  11. Not sure if your aware or not, the gladius has the same (but retuned) motor as the sv. It is basically the replacement for the previous naked SV650. It looks less sporty than the 650s, but I suspect it will be roughly as capable. You can change handlebars for a lower riding position down the track if you want. Look at svrider.com.

    I have no doubt that a test ride will clear things up for you, and give you a chance to decide if you want a high reviving or grunty motor.
  12. I'm in such a dilemma lol. I dont really want to destrict the bike i get as it will lose most of its value, since i can sell it later to another Learner and thus hold my bikes value. Im going to look at all these bikes today and ask the dealers some questions. Will keep you updated!
  13. Most of these bikes can be re-restricted fairly easily, the Suzuki's could be tricky with an ECU mode, but I have firsthand experience with the Yamaha & know someone who de-restricted a Kawasaki..

  14. I believe even the new (post 2008?) FZ6Ns are really rebadged XJ6Ns. The FZ8N has replaced the FZ6N in most markets. It's really confusing and I think quite deceptive on the part of Yamaha Australia...
  15. I have the new Ninja 650L (no R) and its very upright but goes well and rides very easily for a very newbie. Able to get to speed quite easily and I did 430km Saturday with only a slightly sore bum afterwards.

    Good bike, looks good (other peoples opinions...same Ninja styling as the new ZX10) frugal on fuel (350+km).

    Haven't had any experience of the others but don't quite see the point in de-restricting as the bikes do not get as much power as a good non-LAMS 600 and its probably worth more as a LAMS bike on resale.

    Also to do it legally costs (re roadworthy and can't then re-restrict in NSW anyway) and to do it illegally will void registration (and insurance).

    Cheers Spocky
  16. Note that it is not actually a road worthy item..

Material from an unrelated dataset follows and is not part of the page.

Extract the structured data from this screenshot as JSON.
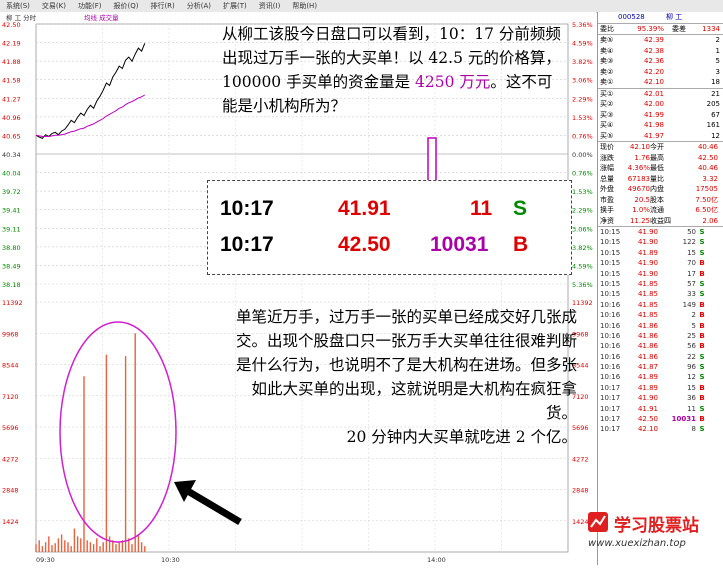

    When I sold my XJ6SL recently the mechanic mentioned he was surprised I hadn't de-restricted the bike, I told him I had but had put the restrictor back in for the road-worthy, he then stated it wouldn't have mattered because it doesn't count as a rw item anyway!!!!
  17. Go to a dealership and sit on them all. Better yet.. have a test ride of them all.

    Hearing everyone's own opinions can only give you so much information.

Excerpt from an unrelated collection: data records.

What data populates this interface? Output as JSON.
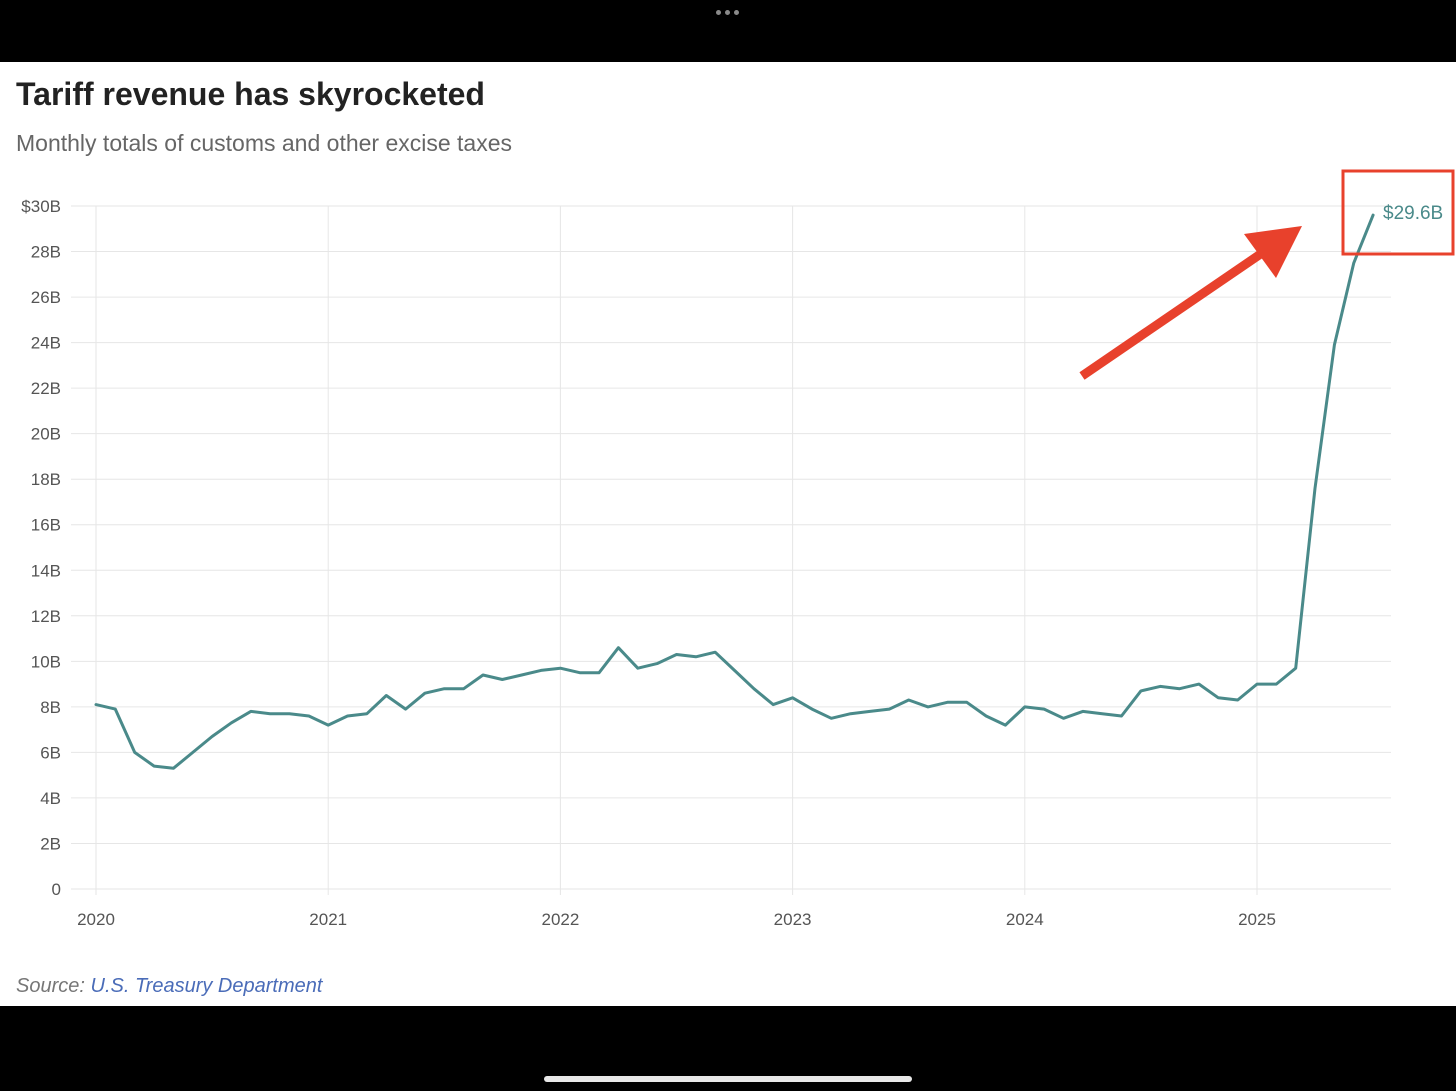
{
  "header": {
    "title": "Tariff revenue has skyrocketed",
    "subtitle": "Monthly totals of customs and other excise taxes"
  },
  "footer": {
    "source_label": "Source:",
    "source_link": "U.S. Treasury Department"
  },
  "annotation": {
    "callout": "$29.6B",
    "arrow_color": "#e8412c",
    "box_color": "#e8412c"
  },
  "colors": {
    "line": "#4a8a8a",
    "grid": "#e6e6e6",
    "tick_text": "#555555"
  },
  "chart_data": {
    "type": "line",
    "title": "Tariff revenue has skyrocketed",
    "subtitle": "Monthly totals of customs and other excise taxes",
    "unit": "billions USD",
    "ylim": [
      0,
      30
    ],
    "y_ticks": [
      {
        "v": 0,
        "label": "0"
      },
      {
        "v": 2,
        "label": "2B"
      },
      {
        "v": 4,
        "label": "4B"
      },
      {
        "v": 6,
        "label": "6B"
      },
      {
        "v": 8,
        "label": "8B"
      },
      {
        "v": 10,
        "label": "10B"
      },
      {
        "v": 12,
        "label": "12B"
      },
      {
        "v": 14,
        "label": "14B"
      },
      {
        "v": 16,
        "label": "16B"
      },
      {
        "v": 18,
        "label": "18B"
      },
      {
        "v": 20,
        "label": "20B"
      },
      {
        "v": 22,
        "label": "22B"
      },
      {
        "v": 24,
        "label": "24B"
      },
      {
        "v": 26,
        "label": "26B"
      },
      {
        "v": 28,
        "label": "28B"
      },
      {
        "v": 30,
        "label": "$30B"
      }
    ],
    "x_ticks": [
      "2020",
      "2021",
      "2022",
      "2023",
      "2024",
      "2025"
    ],
    "grid": true,
    "series": [
      {
        "x": [
          "2020-01",
          "2020-02",
          "2020-03",
          "2020-04",
          "2020-05",
          "2020-06",
          "2020-07",
          "2020-08",
          "2020-09",
          "2020-10",
          "2020-11",
          "2020-12",
          "2021-01",
          "2021-02",
          "2021-03",
          "2021-04",
          "2021-05",
          "2021-06",
          "2021-07",
          "2021-08",
          "2021-09",
          "2021-10",
          "2021-11",
          "2021-12",
          "2022-01",
          "2022-02",
          "2022-03",
          "2022-04",
          "2022-05",
          "2022-06",
          "2022-07",
          "2022-08",
          "2022-09",
          "2022-10",
          "2022-11",
          "2022-12",
          "2023-01",
          "2023-02",
          "2023-03",
          "2023-04",
          "2023-05",
          "2023-06",
          "2023-07",
          "2023-08",
          "2023-09",
          "2023-10",
          "2023-11",
          "2023-12",
          "2024-01",
          "2024-02",
          "2024-03",
          "2024-04",
          "2024-05",
          "2024-06",
          "2024-07",
          "2024-08",
          "2024-09",
          "2024-10",
          "2024-11",
          "2024-12",
          "2025-01",
          "2025-02",
          "2025-03",
          "2025-04",
          "2025-05",
          "2025-06",
          "2025-07"
        ],
        "values": [
          8.1,
          7.9,
          6.0,
          5.4,
          5.3,
          6.0,
          6.7,
          7.3,
          7.8,
          7.7,
          7.7,
          7.6,
          7.2,
          7.6,
          7.7,
          8.5,
          7.9,
          8.6,
          8.8,
          8.8,
          9.4,
          9.2,
          9.4,
          9.6,
          9.7,
          9.5,
          9.5,
          10.6,
          9.7,
          9.9,
          10.3,
          10.2,
          10.4,
          9.6,
          8.8,
          8.1,
          8.4,
          7.9,
          7.5,
          7.7,
          7.8,
          7.9,
          8.3,
          8.0,
          8.2,
          8.2,
          7.6,
          7.2,
          8.0,
          7.9,
          7.5,
          7.8,
          7.7,
          7.6,
          8.7,
          8.9,
          8.8,
          9.0,
          8.4,
          8.3,
          9.0,
          9.0,
          9.7,
          17.6,
          23.9,
          27.5,
          29.6
        ]
      }
    ]
  }
}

    Good luck!
  18. also i would say that derestricting your bike wont make it any less valuable.

    I dont think many learners would refuse to buy your bike because it is faster then all the others. i suspect most would pay a premium.

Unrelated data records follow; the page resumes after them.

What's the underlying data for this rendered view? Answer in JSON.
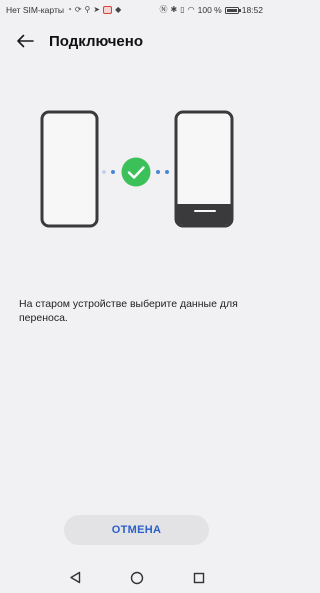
{
  "status_bar": {
    "carrier": "Нет SIM-карты",
    "battery_text": "100 %",
    "battery_level": 1.0,
    "time": "18:52"
  },
  "header": {
    "title": "Подключено"
  },
  "illustration": {
    "status": "connected",
    "icon": "check-icon",
    "accent_color": "#3cc05a",
    "dots_color": "#4a86d8"
  },
  "message": "На старом устройстве выберите данные для переноса.",
  "actions": {
    "cancel_label": "ОТМЕНА"
  },
  "colors": {
    "background": "#f1f1f3",
    "button_text": "#2b5fc9",
    "button_bg": "#e3e3e6"
  }
}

    It is fairly illegal though, but ive never heard of anyone getting pulled up for it.
  19. The SV is just literally swapping an ECU, so all you do is keep the LAMS ECU for when you are returning it back to restricted mode.

    Sit on all the bikes, see what feels most comfortable for you. It will give you an idea of what the bike is like.
  20. hey guys, went to a dealership yesterday to have a third round look at these bikes and i must say i have narrowed down my list. My beloved FZ6R, although it looks great was just not up to par as the ninja and the suzuki's. Its throttle restriction was ridicolous and it was also the dearest amongs the lot. Anyway just before i was about to leave i asked to have a look at the ninja 650rl (lams) and oh my god! What an absolute stunner of a bike. It looked like sex on wheels with the new shade of light green they brought in. The bike just looked absolutely great and it had everything i wanted. Raised riding position, fuel gage meter, ABS, nice everything. Sitting on it felt really comfortable like the suzuki and yamaha and it was also cheaper than the Yamaha by about $600. Oh and it had a great sound and i liked the engine (parallel twin - more torque)
    Then i went to the Suzuki dealer and had a look at the Gladius and the SV650. They were also very nice bikes and i liked the riding position of them both. The SV looked great and was pretty cheap, the gladius was a great looking bike also but it wasnt as sporty from the front. So i have narrowed my list down to the ninja and the suzuki's, im leaning towards the ninja but i will test drive them all soon to confirm :)